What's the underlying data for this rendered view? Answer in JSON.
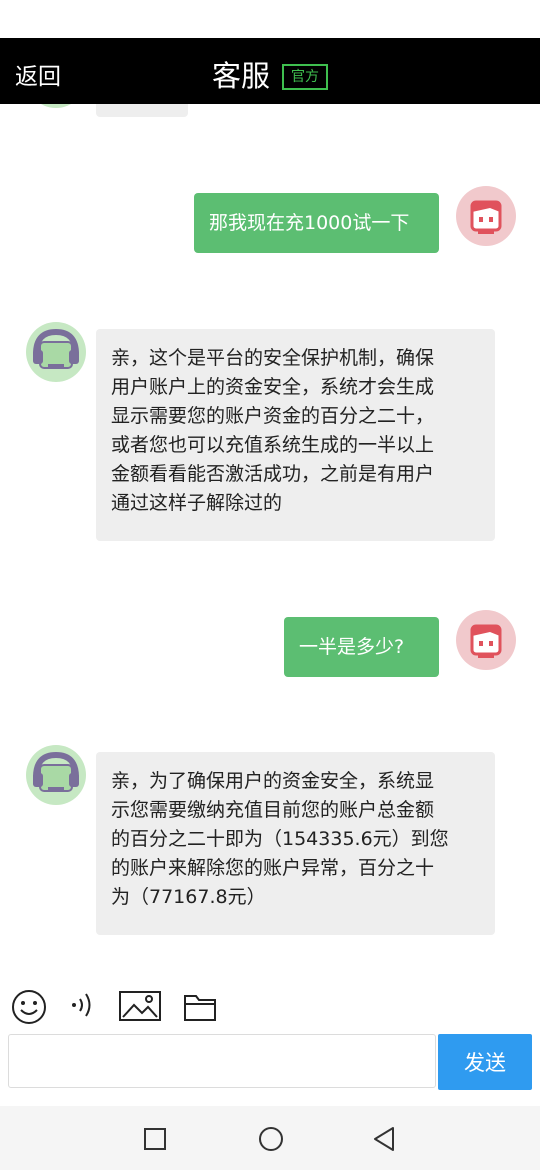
{
  "header": {
    "back_label": "返回",
    "title": "客服",
    "badge": "官方"
  },
  "messages": [
    {
      "sender": "user",
      "text": "那我现在充1000试一下"
    },
    {
      "sender": "agent",
      "lines": [
        "亲，这个是平台的安全保护机制，确保",
        "用户账户上的资金安全，系统才会生成",
        "显示需要您的账户资金的百分之二十，",
        "或者您也可以充值系统生成的一半以上",
        "金额看看能否激活成功，之前是有用户",
        "通过这样子解除过的"
      ]
    },
    {
      "sender": "user",
      "text": "一半是多少?"
    },
    {
      "sender": "agent",
      "lines": [
        "亲，为了确保用户的资金安全，系统显",
        "示您需要缴纳充值目前您的账户总金额",
        "的百分之二十即为（154335.6元）到您",
        "的账户来解除您的账户异常，百分之十",
        "为（77167.8元）"
      ]
    }
  ],
  "toolbar": {
    "icons": [
      "emoji-icon",
      "voice-icon",
      "image-icon",
      "folder-icon"
    ]
  },
  "composer": {
    "value": "",
    "send_label": "发送"
  },
  "colors": {
    "header_bg": "#000000",
    "badge": "#3fbf4f",
    "user_bubble": "#5cbe72",
    "agent_bubble": "#eeeeee",
    "send_button": "#2f9bf0"
  }
}
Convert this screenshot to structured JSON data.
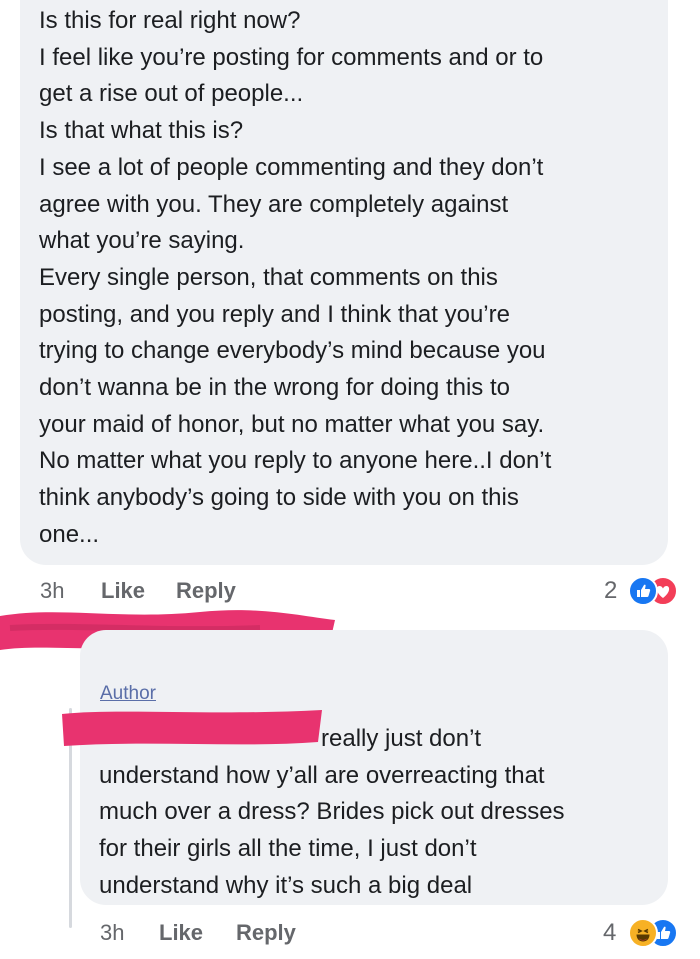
{
  "comments": [
    {
      "body": "Is this for real right now?\nI feel like you’re posting for comments and or to\nget a rise out of people...\nIs that what this is?\nI see a lot of people commenting and they don’t\nagree with you. They are completely against\nwhat you’re saying.\nEvery single person, that comments on this\nposting, and you reply and I think that you’re\ntrying to change everybody’s mind because you\ndon’t wanna be in the wrong for doing this to\nyour maid of honor, but no matter what you say.\nNo matter what you reply to anyone here..I don’t\nthink anybody’s going to side with you on this\none...",
      "time": "3h",
      "like_label": "Like",
      "reply_label": "Reply",
      "reaction_count": "2",
      "reaction_icons": [
        "like-reaction-icon",
        "love-reaction-icon"
      ]
    },
    {
      "badge": "Author",
      "body_first_line": "really just don’t",
      "body_rest": "understand how y’all are overreacting that\nmuch over a dress? Brides pick out dresses\nfor their girls all the time, I just don’t\nunderstand why it’s such a big deal",
      "time": "3h",
      "like_label": "Like",
      "reply_label": "Reply",
      "reaction_count": "4",
      "reaction_icons": [
        "haha-reaction-icon",
        "like-reaction-icon"
      ]
    }
  ],
  "colors": {
    "bubble": "#eff1f4",
    "meta_text": "#65676b",
    "like_blue": "#1877f2",
    "love_red": "#f33e58",
    "haha_yellow": "#f7b125",
    "redaction_pink": "#e8336f"
  }
}
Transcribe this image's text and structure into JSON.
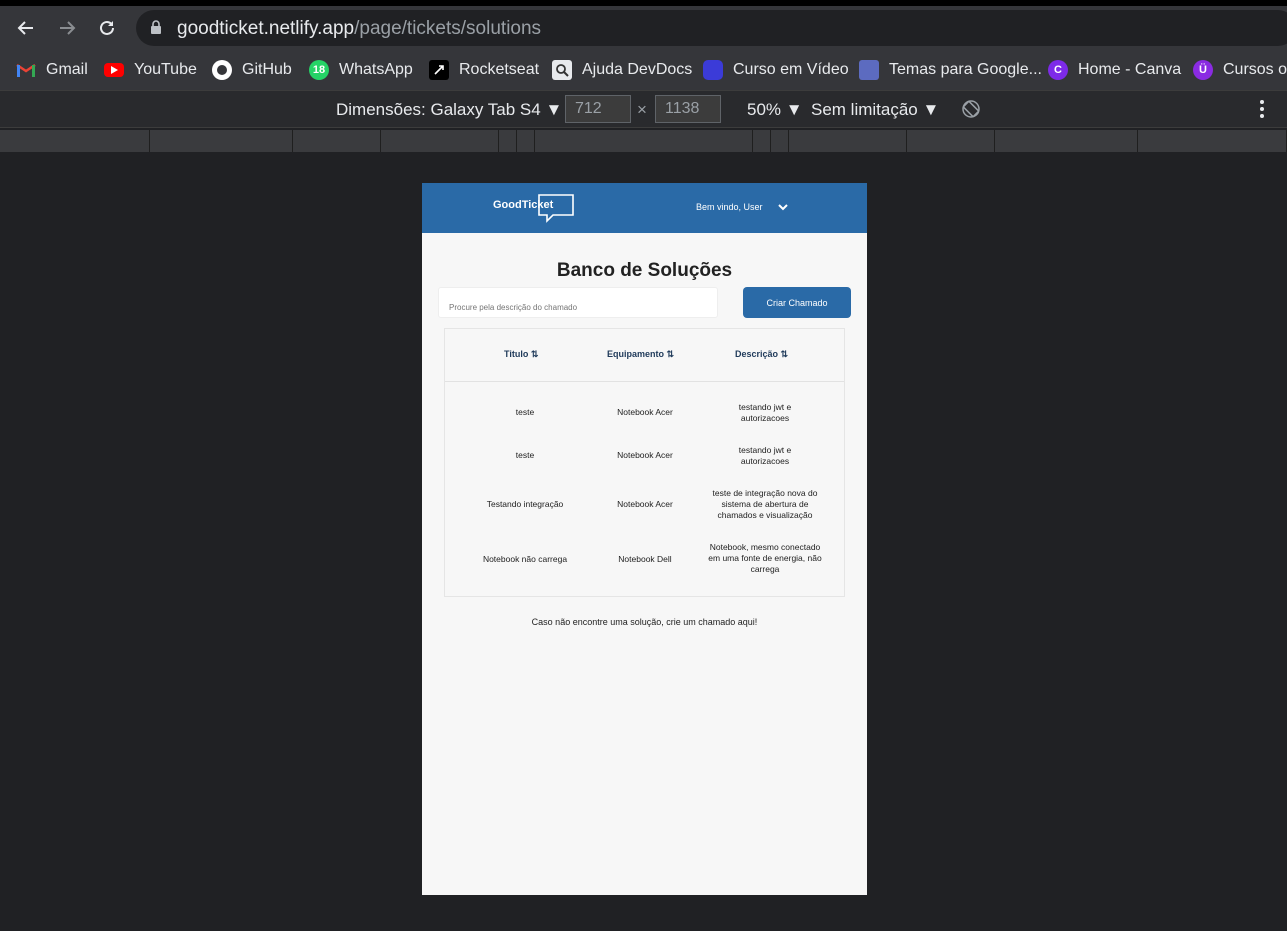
{
  "browser": {
    "url_host": "goodticket.netlify.app",
    "url_path": "/page/tickets/solutions",
    "bookmarks": [
      {
        "label": "Gmail",
        "icon": "gmail-icon"
      },
      {
        "label": "YouTube",
        "icon": "youtube-icon"
      },
      {
        "label": "GitHub",
        "icon": "github-icon"
      },
      {
        "label": "WhatsApp",
        "icon": "whatsapp-icon",
        "badge": "18"
      },
      {
        "label": "Rocketseat",
        "icon": "rocketseat-icon"
      },
      {
        "label": "Ajuda DevDocs",
        "icon": "devdocs-icon"
      },
      {
        "label": "Curso em Vídeo",
        "icon": "cursoemvideo-icon"
      },
      {
        "label": "Temas para Google...",
        "icon": "temas-icon"
      },
      {
        "label": "Home - Canva",
        "icon": "canva-icon",
        "badge": "C"
      },
      {
        "label": "Cursos on",
        "icon": "cursos-icon",
        "badge": "Ü"
      }
    ]
  },
  "devtools": {
    "device_label": "Dimensões: Galaxy Tab S4",
    "width_value": "712",
    "times_symbol": "×",
    "height_value": "1138",
    "zoom": "50%",
    "throttle": "Sem limitação"
  },
  "app": {
    "logo_text": "GoodTicket",
    "welcome": "Bem vindo, User",
    "page_title": "Banco de Soluções",
    "search_placeholder": "Procure pela descrição do chamado",
    "create_button": "Criar Chamado",
    "columns": [
      "Titulo ⇅",
      "Equipamento ⇅",
      "Descrição ⇅"
    ],
    "rows": [
      {
        "titulo": "teste",
        "equipamento": "Notebook Acer",
        "descricao": "testando jwt e autorizacoes"
      },
      {
        "titulo": "teste",
        "equipamento": "Notebook Acer",
        "descricao": "testando jwt e autorizacoes"
      },
      {
        "titulo": "Testando integração",
        "equipamento": "Notebook Acer",
        "descricao": "teste de integração nova do sistema de abertura de chamados e visualização"
      },
      {
        "titulo": "Notebook não carrega",
        "equipamento": "Notebook Dell",
        "descricao": "Notebook, mesmo conectado em uma fonte de energia, não carrega"
      }
    ],
    "footer_text": "Caso não encontre uma solução, crie um chamado aqui!"
  },
  "colors": {
    "brand": "#2a6aa7",
    "page_bg": "#f7f7f7",
    "chrome_bg": "#35363a"
  }
}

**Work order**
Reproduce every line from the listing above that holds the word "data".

**Reply**
What's the underlying data for this rendered view? Answer in JSON.
Convert this screenshot to structured JSON data.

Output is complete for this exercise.